There are many bark beetles – mountain pine beetle, western pine beetle, Jeffrey pine beetle, Mexican pine beetle and dozens more. It seems that every tree has its own beetle to torment it. Beetles and trees, however, have been around for centuries. They have both developed amazing skills for attacking and defending, but the natural checks and balances are now out of whack and the beetles are out of control.
Mathews writes, “We’re creating environments beyond the limits of the evolutionary memory embedded in our trees’ DNA.” Assisted migrations to re-locate trees to different environments are being studied. For the moment, thinning and burning prescribed fires is the most effective way to reduce wildfire devastation.
I recommend this book to everyone. It is well written and, at 245 pages, is a relatively quick read. It’s sad to see the destruction but it’s important to understand what’s happening. Our world is changing forever and it’s important to understand what lies ahead.

-- Tony Lee


Do you have a book review suggestion? Send your ideas to Newsletter Editor Diane Rapaport.
This Newsletter is Published for Members and Friends of the
Elders Climate Action - Massachusetts Chapter

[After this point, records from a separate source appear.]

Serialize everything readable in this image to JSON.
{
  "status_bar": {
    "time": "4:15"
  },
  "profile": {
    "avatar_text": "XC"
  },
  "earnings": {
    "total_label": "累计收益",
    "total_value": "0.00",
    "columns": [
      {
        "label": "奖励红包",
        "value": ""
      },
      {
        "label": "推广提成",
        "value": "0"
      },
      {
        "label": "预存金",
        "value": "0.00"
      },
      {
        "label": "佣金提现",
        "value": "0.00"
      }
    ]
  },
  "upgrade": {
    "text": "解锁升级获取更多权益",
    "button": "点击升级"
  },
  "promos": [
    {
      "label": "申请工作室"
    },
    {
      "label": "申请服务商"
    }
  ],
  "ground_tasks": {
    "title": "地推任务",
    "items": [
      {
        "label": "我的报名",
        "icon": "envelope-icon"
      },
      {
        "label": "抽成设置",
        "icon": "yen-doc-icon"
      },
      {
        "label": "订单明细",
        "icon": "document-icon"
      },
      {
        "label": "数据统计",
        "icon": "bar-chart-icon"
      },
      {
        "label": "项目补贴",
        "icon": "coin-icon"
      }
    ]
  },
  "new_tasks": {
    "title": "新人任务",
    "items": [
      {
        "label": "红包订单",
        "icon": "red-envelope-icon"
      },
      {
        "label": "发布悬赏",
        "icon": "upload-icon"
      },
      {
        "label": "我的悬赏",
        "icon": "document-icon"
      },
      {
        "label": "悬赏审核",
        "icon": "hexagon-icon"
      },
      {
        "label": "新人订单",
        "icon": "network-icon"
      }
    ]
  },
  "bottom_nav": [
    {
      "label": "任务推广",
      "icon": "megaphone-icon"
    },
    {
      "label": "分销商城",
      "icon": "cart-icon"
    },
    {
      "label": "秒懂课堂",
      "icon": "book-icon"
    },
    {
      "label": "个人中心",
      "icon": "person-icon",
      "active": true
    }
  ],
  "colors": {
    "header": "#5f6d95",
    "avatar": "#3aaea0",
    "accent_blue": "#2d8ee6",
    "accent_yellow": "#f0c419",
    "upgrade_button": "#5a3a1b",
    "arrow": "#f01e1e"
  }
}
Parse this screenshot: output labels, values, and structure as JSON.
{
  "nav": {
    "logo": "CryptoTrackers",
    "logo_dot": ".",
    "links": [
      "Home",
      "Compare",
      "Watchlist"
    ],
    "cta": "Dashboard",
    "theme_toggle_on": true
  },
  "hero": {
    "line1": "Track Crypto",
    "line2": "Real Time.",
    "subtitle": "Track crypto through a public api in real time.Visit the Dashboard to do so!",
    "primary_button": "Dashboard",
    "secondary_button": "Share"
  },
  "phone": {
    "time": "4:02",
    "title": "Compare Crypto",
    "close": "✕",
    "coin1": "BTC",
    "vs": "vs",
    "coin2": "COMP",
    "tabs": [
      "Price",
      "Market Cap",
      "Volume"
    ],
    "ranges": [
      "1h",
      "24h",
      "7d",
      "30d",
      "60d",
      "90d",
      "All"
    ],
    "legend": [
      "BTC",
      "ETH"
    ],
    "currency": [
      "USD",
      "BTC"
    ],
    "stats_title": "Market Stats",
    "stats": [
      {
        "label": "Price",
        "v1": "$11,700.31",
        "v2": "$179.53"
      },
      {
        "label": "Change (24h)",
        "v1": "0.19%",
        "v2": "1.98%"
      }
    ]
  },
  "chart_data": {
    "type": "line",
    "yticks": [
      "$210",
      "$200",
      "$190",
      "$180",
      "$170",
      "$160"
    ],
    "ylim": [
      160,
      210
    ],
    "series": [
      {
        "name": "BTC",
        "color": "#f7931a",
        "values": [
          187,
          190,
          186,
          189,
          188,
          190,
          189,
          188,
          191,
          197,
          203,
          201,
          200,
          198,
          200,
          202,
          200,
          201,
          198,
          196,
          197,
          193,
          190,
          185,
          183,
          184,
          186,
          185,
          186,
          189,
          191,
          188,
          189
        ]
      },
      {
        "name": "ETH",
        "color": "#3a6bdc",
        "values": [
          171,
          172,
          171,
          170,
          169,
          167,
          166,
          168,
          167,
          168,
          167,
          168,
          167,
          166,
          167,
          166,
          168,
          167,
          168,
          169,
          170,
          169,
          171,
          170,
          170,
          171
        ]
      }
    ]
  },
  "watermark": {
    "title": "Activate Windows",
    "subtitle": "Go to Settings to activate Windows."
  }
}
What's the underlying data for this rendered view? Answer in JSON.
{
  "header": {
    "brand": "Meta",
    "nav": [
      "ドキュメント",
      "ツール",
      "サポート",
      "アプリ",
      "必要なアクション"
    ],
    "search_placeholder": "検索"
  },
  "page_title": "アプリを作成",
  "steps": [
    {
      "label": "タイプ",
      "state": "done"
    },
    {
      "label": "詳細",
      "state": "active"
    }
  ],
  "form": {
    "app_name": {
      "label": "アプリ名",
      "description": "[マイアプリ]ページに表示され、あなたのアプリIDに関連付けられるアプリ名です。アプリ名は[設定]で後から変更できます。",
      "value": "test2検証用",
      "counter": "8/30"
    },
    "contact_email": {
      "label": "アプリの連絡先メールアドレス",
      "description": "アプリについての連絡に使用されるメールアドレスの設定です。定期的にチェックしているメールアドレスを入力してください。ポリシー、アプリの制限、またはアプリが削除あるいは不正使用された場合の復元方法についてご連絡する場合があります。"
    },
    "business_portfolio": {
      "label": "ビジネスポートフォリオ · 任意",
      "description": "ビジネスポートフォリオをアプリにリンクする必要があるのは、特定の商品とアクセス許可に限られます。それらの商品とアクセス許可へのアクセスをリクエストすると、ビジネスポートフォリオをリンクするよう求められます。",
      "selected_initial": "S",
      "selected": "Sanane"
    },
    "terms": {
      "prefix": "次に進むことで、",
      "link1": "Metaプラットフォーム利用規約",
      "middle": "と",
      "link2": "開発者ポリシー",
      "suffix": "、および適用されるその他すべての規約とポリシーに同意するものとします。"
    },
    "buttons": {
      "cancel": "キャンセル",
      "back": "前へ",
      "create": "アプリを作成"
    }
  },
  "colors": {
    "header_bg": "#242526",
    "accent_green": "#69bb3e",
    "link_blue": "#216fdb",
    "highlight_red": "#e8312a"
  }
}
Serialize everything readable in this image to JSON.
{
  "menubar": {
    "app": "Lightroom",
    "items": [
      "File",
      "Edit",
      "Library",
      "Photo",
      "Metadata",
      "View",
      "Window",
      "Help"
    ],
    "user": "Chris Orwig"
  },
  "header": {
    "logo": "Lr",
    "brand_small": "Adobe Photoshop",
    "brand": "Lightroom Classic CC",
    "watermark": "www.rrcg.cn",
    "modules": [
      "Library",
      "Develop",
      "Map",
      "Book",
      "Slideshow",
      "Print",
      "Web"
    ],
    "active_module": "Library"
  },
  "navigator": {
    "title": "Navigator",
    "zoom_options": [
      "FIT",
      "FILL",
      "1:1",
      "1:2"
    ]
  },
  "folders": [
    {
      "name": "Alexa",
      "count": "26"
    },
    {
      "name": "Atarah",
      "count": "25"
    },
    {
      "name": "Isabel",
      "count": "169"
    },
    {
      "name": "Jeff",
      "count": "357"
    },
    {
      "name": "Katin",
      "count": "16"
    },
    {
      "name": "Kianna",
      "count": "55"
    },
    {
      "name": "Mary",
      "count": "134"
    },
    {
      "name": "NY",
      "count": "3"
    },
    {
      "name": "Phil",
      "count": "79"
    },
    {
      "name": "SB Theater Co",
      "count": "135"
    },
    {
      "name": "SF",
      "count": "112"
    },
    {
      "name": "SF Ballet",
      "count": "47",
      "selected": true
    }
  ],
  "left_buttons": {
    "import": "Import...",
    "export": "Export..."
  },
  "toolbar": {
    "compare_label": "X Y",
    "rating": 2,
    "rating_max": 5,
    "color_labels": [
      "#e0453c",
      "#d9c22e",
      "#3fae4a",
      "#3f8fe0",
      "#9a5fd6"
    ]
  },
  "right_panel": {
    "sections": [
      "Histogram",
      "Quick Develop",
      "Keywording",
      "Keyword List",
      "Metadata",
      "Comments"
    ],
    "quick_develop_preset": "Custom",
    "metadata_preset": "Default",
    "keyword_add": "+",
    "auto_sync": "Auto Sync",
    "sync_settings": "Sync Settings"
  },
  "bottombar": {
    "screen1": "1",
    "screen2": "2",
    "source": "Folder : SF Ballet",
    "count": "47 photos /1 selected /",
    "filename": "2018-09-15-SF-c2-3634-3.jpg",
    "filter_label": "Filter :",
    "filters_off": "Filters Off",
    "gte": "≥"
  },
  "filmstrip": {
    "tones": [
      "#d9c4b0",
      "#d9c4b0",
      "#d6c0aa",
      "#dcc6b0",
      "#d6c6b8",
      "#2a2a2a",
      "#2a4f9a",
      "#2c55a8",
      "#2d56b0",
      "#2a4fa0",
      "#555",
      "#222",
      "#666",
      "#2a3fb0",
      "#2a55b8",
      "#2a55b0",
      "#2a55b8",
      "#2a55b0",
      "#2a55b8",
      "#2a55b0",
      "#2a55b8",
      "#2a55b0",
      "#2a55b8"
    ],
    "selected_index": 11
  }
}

ECA Massachusetts is a chapter of the national Elders Climate Action. We are a movement of elders committed to making our voices heard... to change our nation's policies while there is still time to avoid catastrophic changes in the Earth's climate. Visit the ECA Massachusetts website, event calendar, and Facebook page to learn more about our chapter's activities and climate news. JOIN ECA MASSACHUSETTS AND STAY CONNECTED! Subscribe to our monthly newsletter, and for more active participation, sign up to receive Action Alerts and meeting announcements. Fill out our subscription form.